This is first in the series of posts about Rules of Debugging. In this post, we will take a look at debugging from different viewpoints from psychology, mindset to attitudes.
Before diving into the article let's first define what do you mean by debugging. According to the seminal book Code Complete written by Steve McConnell,
Debugging is the process of identifying the root cause of an error and correcting it.
When approaching debugging from a psychological perspective, it is evident that it holds significant sensitivity and emotion for many developers. Instead of treating it merely as a puzzle to be solved, it can lead to encounters with denial, finger-pointing, excuses, or even apathy. However, by accepting that debugging is essentially a form of problem-solving, one can adopt a more effective approach and tackle it accordingly.

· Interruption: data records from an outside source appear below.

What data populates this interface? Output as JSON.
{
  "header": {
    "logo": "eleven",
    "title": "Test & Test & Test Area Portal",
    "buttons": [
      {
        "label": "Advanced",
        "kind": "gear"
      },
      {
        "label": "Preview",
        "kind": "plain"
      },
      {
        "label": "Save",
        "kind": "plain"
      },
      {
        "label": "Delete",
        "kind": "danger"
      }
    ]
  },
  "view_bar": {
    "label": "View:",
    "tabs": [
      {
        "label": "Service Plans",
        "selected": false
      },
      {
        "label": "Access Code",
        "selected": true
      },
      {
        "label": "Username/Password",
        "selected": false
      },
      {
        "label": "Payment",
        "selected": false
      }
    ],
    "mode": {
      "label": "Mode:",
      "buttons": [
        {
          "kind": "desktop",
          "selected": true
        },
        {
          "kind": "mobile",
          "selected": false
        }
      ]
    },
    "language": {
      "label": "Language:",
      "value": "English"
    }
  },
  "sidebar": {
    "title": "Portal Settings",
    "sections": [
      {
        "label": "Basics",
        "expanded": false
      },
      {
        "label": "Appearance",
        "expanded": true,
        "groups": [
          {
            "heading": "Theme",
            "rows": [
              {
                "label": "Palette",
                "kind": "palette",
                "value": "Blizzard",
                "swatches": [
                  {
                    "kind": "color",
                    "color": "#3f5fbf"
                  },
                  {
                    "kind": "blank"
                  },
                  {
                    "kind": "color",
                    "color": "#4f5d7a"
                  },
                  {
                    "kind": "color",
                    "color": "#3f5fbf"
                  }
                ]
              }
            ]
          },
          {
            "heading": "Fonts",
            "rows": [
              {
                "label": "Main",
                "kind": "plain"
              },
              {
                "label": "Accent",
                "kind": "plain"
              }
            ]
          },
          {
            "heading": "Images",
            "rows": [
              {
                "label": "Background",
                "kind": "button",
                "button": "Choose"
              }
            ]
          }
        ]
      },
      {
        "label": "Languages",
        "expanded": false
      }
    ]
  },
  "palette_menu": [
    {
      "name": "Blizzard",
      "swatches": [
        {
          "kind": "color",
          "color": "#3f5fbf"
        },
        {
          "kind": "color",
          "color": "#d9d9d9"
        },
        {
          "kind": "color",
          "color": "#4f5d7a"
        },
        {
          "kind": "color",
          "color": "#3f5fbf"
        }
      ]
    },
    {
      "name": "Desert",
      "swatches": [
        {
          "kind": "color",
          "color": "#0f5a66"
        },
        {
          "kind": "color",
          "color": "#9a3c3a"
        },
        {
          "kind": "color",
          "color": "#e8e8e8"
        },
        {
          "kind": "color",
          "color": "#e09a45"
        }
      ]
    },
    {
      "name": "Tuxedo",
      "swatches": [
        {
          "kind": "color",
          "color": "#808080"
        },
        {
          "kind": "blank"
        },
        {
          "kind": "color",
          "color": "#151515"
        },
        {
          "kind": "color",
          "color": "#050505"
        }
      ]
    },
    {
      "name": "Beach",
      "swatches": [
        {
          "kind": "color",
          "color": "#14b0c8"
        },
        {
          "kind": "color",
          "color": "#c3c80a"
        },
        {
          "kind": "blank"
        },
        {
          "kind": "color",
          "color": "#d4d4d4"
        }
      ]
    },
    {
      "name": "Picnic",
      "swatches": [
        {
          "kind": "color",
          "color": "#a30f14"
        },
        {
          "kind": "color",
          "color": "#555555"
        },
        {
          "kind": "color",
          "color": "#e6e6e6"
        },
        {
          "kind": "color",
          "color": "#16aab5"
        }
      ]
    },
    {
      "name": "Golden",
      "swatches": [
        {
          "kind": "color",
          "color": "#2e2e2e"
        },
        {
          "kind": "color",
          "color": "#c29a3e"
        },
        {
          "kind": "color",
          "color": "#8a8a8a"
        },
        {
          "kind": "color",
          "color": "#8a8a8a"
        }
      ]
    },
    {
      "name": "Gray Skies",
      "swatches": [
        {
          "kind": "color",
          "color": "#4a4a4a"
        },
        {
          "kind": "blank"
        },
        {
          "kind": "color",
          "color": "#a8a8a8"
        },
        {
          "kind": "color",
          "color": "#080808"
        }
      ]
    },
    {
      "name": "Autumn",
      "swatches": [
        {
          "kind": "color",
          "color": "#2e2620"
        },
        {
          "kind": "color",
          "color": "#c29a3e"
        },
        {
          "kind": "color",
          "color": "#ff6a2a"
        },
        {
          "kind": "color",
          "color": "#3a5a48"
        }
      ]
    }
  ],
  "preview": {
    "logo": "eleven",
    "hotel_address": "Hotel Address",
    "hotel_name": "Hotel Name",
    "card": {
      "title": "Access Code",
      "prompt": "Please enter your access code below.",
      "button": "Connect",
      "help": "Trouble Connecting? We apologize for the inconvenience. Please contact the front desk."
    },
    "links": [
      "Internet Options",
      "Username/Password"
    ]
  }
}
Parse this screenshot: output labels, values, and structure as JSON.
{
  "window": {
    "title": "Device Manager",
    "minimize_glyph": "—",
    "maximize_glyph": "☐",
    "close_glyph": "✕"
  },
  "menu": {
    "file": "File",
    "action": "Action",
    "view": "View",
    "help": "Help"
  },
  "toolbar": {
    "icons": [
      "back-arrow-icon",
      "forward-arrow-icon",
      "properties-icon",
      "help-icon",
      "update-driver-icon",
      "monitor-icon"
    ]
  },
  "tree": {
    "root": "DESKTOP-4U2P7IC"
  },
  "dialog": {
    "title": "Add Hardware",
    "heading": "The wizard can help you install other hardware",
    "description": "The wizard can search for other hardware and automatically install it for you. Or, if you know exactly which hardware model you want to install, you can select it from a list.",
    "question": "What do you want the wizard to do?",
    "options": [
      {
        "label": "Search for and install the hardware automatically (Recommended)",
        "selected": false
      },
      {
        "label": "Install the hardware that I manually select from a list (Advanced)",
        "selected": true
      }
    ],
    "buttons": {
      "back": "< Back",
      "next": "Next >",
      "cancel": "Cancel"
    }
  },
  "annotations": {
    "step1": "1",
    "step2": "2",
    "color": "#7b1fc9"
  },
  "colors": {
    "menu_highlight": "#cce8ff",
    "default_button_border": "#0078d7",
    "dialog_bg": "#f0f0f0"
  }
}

Debugging is just problem solving
Carol S. Dweck, a renowned psychologist, is known for her groundbreaking research on mindset. She introduced the concept of a "growth mindset" and a "fixed mindset." According to Dweck, individuals with a growth mindset believe that their abilities and intelligence can be developed through effort, learning, and perseverance. On the other hand, those with a fixed mindset believe that their qualities are innate and unchangeable, leading to a fear of failure and a reluctance to take on challenges. Dweck's work emphasizes the importance of cultivating a growth mindset to foster resilience, learning, and personal development.
Prior to commencing the debugging process, it is crucial to embrace the appropriate mindset. This entails setting aside several defenses employed daily to protect one's ego, disregarding any project pressures that may exist, and ensuring personal comfort.
Above all, remember the first rule of debugging: DON'T PANIC
Debugging should be perceived as a valuable opportunity. It provides a chance to gain insights into various aspects, such as:
- Understanding the program you are currently working on better.
- Recognizing the types of mistakes you commonly make.
- Evaluating the quality of your code from the perspective of someone who has to read and understand it.
- Observing your problem-solving skills in action.
- Learning how you approach and resolve defects or issues.
Attitude is your window to the world.
-- Jeff Keller
With the right attitude debugging can be fun, like solving a puzzle. The right attitude for debugging involves adopting a positive and proactive mindset. Here are some key aspects of the right attitude for effective debugging:
Curiosity: Approach debugging with a curious and inquisitive mindset. Be eager to explore and understand the root cause of the issue.
Patience: Debugging can be a time-consuming process, especially for complex problems. Stay patient and persistent while working through the troubleshooting steps.
Openness to Learning: View debugging as an opportunity to learn and improve your skills. Embrace each debugging challenge as a chance to gain insights and grow.
Humility: Be humble and recognize that everyone makes mistakes. Debugging is about finding and fixing those mistakes, not a reflection of your worth or intelligence.
Systematic Approach: Follow a systematic approach to identify and isolate the problem systematically. Avoid making hasty assumptions and thoroughly examine the code or system.
Collaboration: Don't hesitate to seek help from colleagues or the broader developer community. Collaboration can lead to fresh perspectives and solutions.
Attention to Detail: Pay attention to the smallest details as they can often hold crucial clues to the problem's source.
Optimism: Believe in your ability to resolve the issue successfully. An optimistic attitude can help maintain focus and motivation during challenging debugging sessions.
Resilience: Debugging can be frustrating at times, especially when progress seems slow. Stay resilient and persevere through the difficulties.
Documentation: Keep track of the debugging process, the steps taken, and the solutions attempted. This documentation can be valuable for future reference and learning.
By embracing these attitudes, developers can approach debugging with a constructive mindset, leading to more effective and satisfying results in resolving issues.
Debugging is twice as hard as writing the code in the first place. Therefore, if you write the code as cleverly as possible, you are, by definition, not smart enough to debug it.
— Brian W. Kernighan
Debugging can indeed be seen as an art form, as it requires a creative and intuitive approach to unravel complex software issues. Like a skilled artist, a proficient debugger must possess patience, attention to detail, and the ability to think outside the box.
The process of identifying and fixing bugs often involves exploring different paths, employing various strategies, and sometimes even trusting one's gut feeling. Much like an artist refining their masterpiece, a skilled debugger hones their craft through experience, learning from each unique challenge they encounter.
Ultimately, mastering the art of debugging can turn a programmer into a virtuoso of problem-solving, capable of turning chaos into harmony within the code.
Hope you enjoyed the post! Please let me know your thoughts about what does debugging mean to you in the comments section. I am happy to hear your thoughts!
- Debugging - 9 indispensable rules to catch the most elusive software and hardware bugs by David J. Agans
- Code complete by Steve McConnell
- The Pragmatic Programmer by Andy Hunt and Dave Thomas
- The Elements of Programming Style by Brian Kernighan and P.J Plauger